Stored entries
+===+
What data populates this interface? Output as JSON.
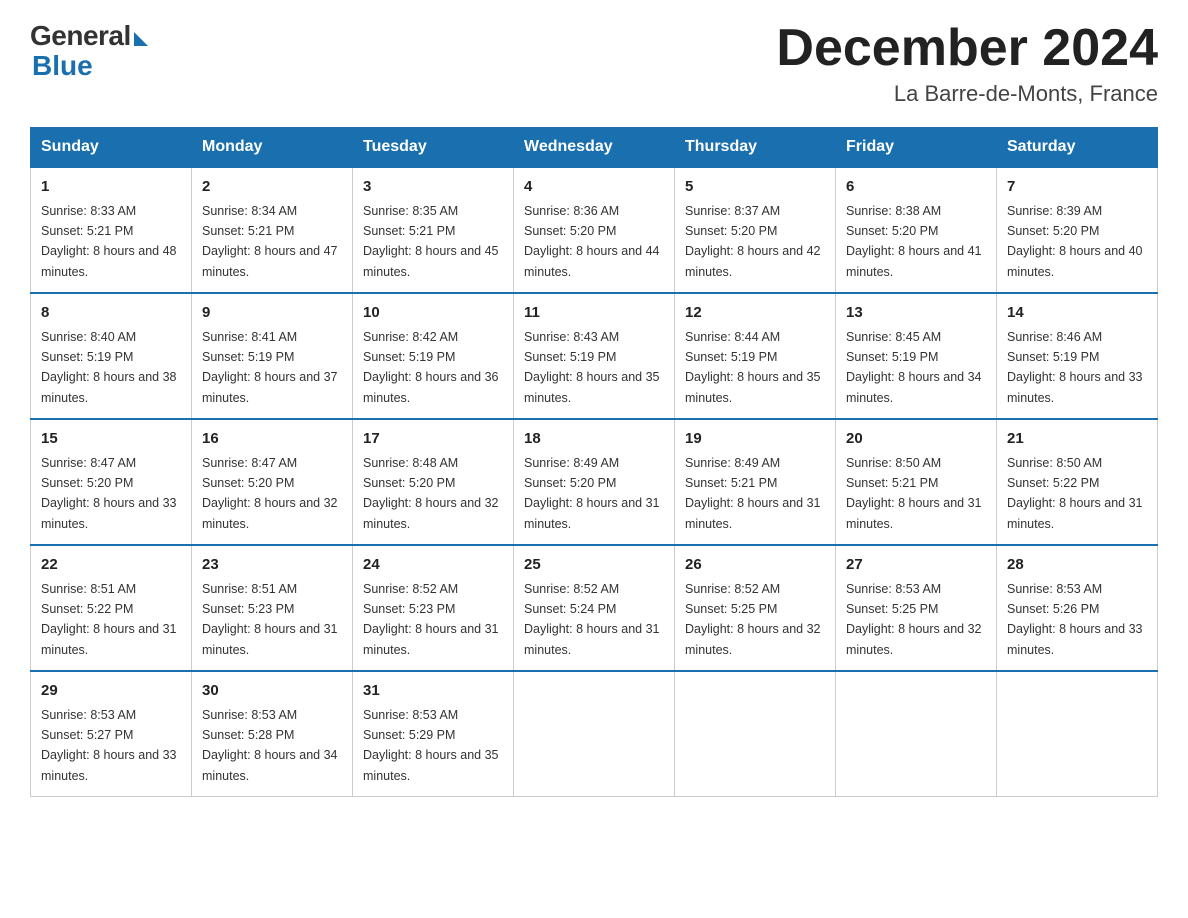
{
  "header": {
    "logo_general": "General",
    "logo_blue": "Blue",
    "title": "December 2024",
    "location": "La Barre-de-Monts, France"
  },
  "days_of_week": [
    "Sunday",
    "Monday",
    "Tuesday",
    "Wednesday",
    "Thursday",
    "Friday",
    "Saturday"
  ],
  "weeks": [
    [
      {
        "day": "1",
        "sunrise": "8:33 AM",
        "sunset": "5:21 PM",
        "daylight": "8 hours and 48 minutes."
      },
      {
        "day": "2",
        "sunrise": "8:34 AM",
        "sunset": "5:21 PM",
        "daylight": "8 hours and 47 minutes."
      },
      {
        "day": "3",
        "sunrise": "8:35 AM",
        "sunset": "5:21 PM",
        "daylight": "8 hours and 45 minutes."
      },
      {
        "day": "4",
        "sunrise": "8:36 AM",
        "sunset": "5:20 PM",
        "daylight": "8 hours and 44 minutes."
      },
      {
        "day": "5",
        "sunrise": "8:37 AM",
        "sunset": "5:20 PM",
        "daylight": "8 hours and 42 minutes."
      },
      {
        "day": "6",
        "sunrise": "8:38 AM",
        "sunset": "5:20 PM",
        "daylight": "8 hours and 41 minutes."
      },
      {
        "day": "7",
        "sunrise": "8:39 AM",
        "sunset": "5:20 PM",
        "daylight": "8 hours and 40 minutes."
      }
    ],
    [
      {
        "day": "8",
        "sunrise": "8:40 AM",
        "sunset": "5:19 PM",
        "daylight": "8 hours and 38 minutes."
      },
      {
        "day": "9",
        "sunrise": "8:41 AM",
        "sunset": "5:19 PM",
        "daylight": "8 hours and 37 minutes."
      },
      {
        "day": "10",
        "sunrise": "8:42 AM",
        "sunset": "5:19 PM",
        "daylight": "8 hours and 36 minutes."
      },
      {
        "day": "11",
        "sunrise": "8:43 AM",
        "sunset": "5:19 PM",
        "daylight": "8 hours and 35 minutes."
      },
      {
        "day": "12",
        "sunrise": "8:44 AM",
        "sunset": "5:19 PM",
        "daylight": "8 hours and 35 minutes."
      },
      {
        "day": "13",
        "sunrise": "8:45 AM",
        "sunset": "5:19 PM",
        "daylight": "8 hours and 34 minutes."
      },
      {
        "day": "14",
        "sunrise": "8:46 AM",
        "sunset": "5:19 PM",
        "daylight": "8 hours and 33 minutes."
      }
    ],
    [
      {
        "day": "15",
        "sunrise": "8:47 AM",
        "sunset": "5:20 PM",
        "daylight": "8 hours and 33 minutes."
      },
      {
        "day": "16",
        "sunrise": "8:47 AM",
        "sunset": "5:20 PM",
        "daylight": "8 hours and 32 minutes."
      },
      {
        "day": "17",
        "sunrise": "8:48 AM",
        "sunset": "5:20 PM",
        "daylight": "8 hours and 32 minutes."
      },
      {
        "day": "18",
        "sunrise": "8:49 AM",
        "sunset": "5:20 PM",
        "daylight": "8 hours and 31 minutes."
      },
      {
        "day": "19",
        "sunrise": "8:49 AM",
        "sunset": "5:21 PM",
        "daylight": "8 hours and 31 minutes."
      },
      {
        "day": "20",
        "sunrise": "8:50 AM",
        "sunset": "5:21 PM",
        "daylight": "8 hours and 31 minutes."
      },
      {
        "day": "21",
        "sunrise": "8:50 AM",
        "sunset": "5:22 PM",
        "daylight": "8 hours and 31 minutes."
      }
    ],
    [
      {
        "day": "22",
        "sunrise": "8:51 AM",
        "sunset": "5:22 PM",
        "daylight": "8 hours and 31 minutes."
      },
      {
        "day": "23",
        "sunrise": "8:51 AM",
        "sunset": "5:23 PM",
        "daylight": "8 hours and 31 minutes."
      },
      {
        "day": "24",
        "sunrise": "8:52 AM",
        "sunset": "5:23 PM",
        "daylight": "8 hours and 31 minutes."
      },
      {
        "day": "25",
        "sunrise": "8:52 AM",
        "sunset": "5:24 PM",
        "daylight": "8 hours and 31 minutes."
      },
      {
        "day": "26",
        "sunrise": "8:52 AM",
        "sunset": "5:25 PM",
        "daylight": "8 hours and 32 minutes."
      },
      {
        "day": "27",
        "sunrise": "8:53 AM",
        "sunset": "5:25 PM",
        "daylight": "8 hours and 32 minutes."
      },
      {
        "day": "28",
        "sunrise": "8:53 AM",
        "sunset": "5:26 PM",
        "daylight": "8 hours and 33 minutes."
      }
    ],
    [
      {
        "day": "29",
        "sunrise": "8:53 AM",
        "sunset": "5:27 PM",
        "daylight": "8 hours and 33 minutes."
      },
      {
        "day": "30",
        "sunrise": "8:53 AM",
        "sunset": "5:28 PM",
        "daylight": "8 hours and 34 minutes."
      },
      {
        "day": "31",
        "sunrise": "8:53 AM",
        "sunset": "5:29 PM",
        "daylight": "8 hours and 35 minutes."
      },
      null,
      null,
      null,
      null
    ]
  ]
}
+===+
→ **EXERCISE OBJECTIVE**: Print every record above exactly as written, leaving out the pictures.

→ **TASK RESPONSE**:
What data populates this interface? Output as JSON.
{
  "header": {
    "logo_general": "General",
    "logo_blue": "Blue",
    "title": "December 2024",
    "location": "La Barre-de-Monts, France"
  },
  "days_of_week": [
    "Sunday",
    "Monday",
    "Tuesday",
    "Wednesday",
    "Thursday",
    "Friday",
    "Saturday"
  ],
  "weeks": [
    [
      {
        "day": "1",
        "sunrise": "8:33 AM",
        "sunset": "5:21 PM",
        "daylight": "8 hours and 48 minutes."
      },
      {
        "day": "2",
        "sunrise": "8:34 AM",
        "sunset": "5:21 PM",
        "daylight": "8 hours and 47 minutes."
      },
      {
        "day": "3",
        "sunrise": "8:35 AM",
        "sunset": "5:21 PM",
        "daylight": "8 hours and 45 minutes."
      },
      {
        "day": "4",
        "sunrise": "8:36 AM",
        "sunset": "5:20 PM",
        "daylight": "8 hours and 44 minutes."
      },
      {
        "day": "5",
        "sunrise": "8:37 AM",
        "sunset": "5:20 PM",
        "daylight": "8 hours and 42 minutes."
      },
      {
        "day": "6",
        "sunrise": "8:38 AM",
        "sunset": "5:20 PM",
        "daylight": "8 hours and 41 minutes."
      },
      {
        "day": "7",
        "sunrise": "8:39 AM",
        "sunset": "5:20 PM",
        "daylight": "8 hours and 40 minutes."
      }
    ],
    [
      {
        "day": "8",
        "sunrise": "8:40 AM",
        "sunset": "5:19 PM",
        "daylight": "8 hours and 38 minutes."
      },
      {
        "day": "9",
        "sunrise": "8:41 AM",
        "sunset": "5:19 PM",
        "daylight": "8 hours and 37 minutes."
      },
      {
        "day": "10",
        "sunrise": "8:42 AM",
        "sunset": "5:19 PM",
        "daylight": "8 hours and 36 minutes."
      },
      {
        "day": "11",
        "sunrise": "8:43 AM",
        "sunset": "5:19 PM",
        "daylight": "8 hours and 35 minutes."
      },
      {
        "day": "12",
        "sunrise": "8:44 AM",
        "sunset": "5:19 PM",
        "daylight": "8 hours and 35 minutes."
      },
      {
        "day": "13",
        "sunrise": "8:45 AM",
        "sunset": "5:19 PM",
        "daylight": "8 hours and 34 minutes."
      },
      {
        "day": "14",
        "sunrise": "8:46 AM",
        "sunset": "5:19 PM",
        "daylight": "8 hours and 33 minutes."
      }
    ],
    [
      {
        "day": "15",
        "sunrise": "8:47 AM",
        "sunset": "5:20 PM",
        "daylight": "8 hours and 33 minutes."
      },
      {
        "day": "16",
        "sunrise": "8:47 AM",
        "sunset": "5:20 PM",
        "daylight": "8 hours and 32 minutes."
      },
      {
        "day": "17",
        "sunrise": "8:48 AM",
        "sunset": "5:20 PM",
        "daylight": "8 hours and 32 minutes."
      },
      {
        "day": "18",
        "sunrise": "8:49 AM",
        "sunset": "5:20 PM",
        "daylight": "8 hours and 31 minutes."
      },
      {
        "day": "19",
        "sunrise": "8:49 AM",
        "sunset": "5:21 PM",
        "daylight": "8 hours and 31 minutes."
      },
      {
        "day": "20",
        "sunrise": "8:50 AM",
        "sunset": "5:21 PM",
        "daylight": "8 hours and 31 minutes."
      },
      {
        "day": "21",
        "sunrise": "8:50 AM",
        "sunset": "5:22 PM",
        "daylight": "8 hours and 31 minutes."
      }
    ],
    [
      {
        "day": "22",
        "sunrise": "8:51 AM",
        "sunset": "5:22 PM",
        "daylight": "8 hours and 31 minutes."
      },
      {
        "day": "23",
        "sunrise": "8:51 AM",
        "sunset": "5:23 PM",
        "daylight": "8 hours and 31 minutes."
      },
      {
        "day": "24",
        "sunrise": "8:52 AM",
        "sunset": "5:23 PM",
        "daylight": "8 hours and 31 minutes."
      },
      {
        "day": "25",
        "sunrise": "8:52 AM",
        "sunset": "5:24 PM",
        "daylight": "8 hours and 31 minutes."
      },
      {
        "day": "26",
        "sunrise": "8:52 AM",
        "sunset": "5:25 PM",
        "daylight": "8 hours and 32 minutes."
      },
      {
        "day": "27",
        "sunrise": "8:53 AM",
        "sunset": "5:25 PM",
        "daylight": "8 hours and 32 minutes."
      },
      {
        "day": "28",
        "sunrise": "8:53 AM",
        "sunset": "5:26 PM",
        "daylight": "8 hours and 33 minutes."
      }
    ],
    [
      {
        "day": "29",
        "sunrise": "8:53 AM",
        "sunset": "5:27 PM",
        "daylight": "8 hours and 33 minutes."
      },
      {
        "day": "30",
        "sunrise": "8:53 AM",
        "sunset": "5:28 PM",
        "daylight": "8 hours and 34 minutes."
      },
      {
        "day": "31",
        "sunrise": "8:53 AM",
        "sunset": "5:29 PM",
        "daylight": "8 hours and 35 minutes."
      },
      null,
      null,
      null,
      null
    ]
  ]
}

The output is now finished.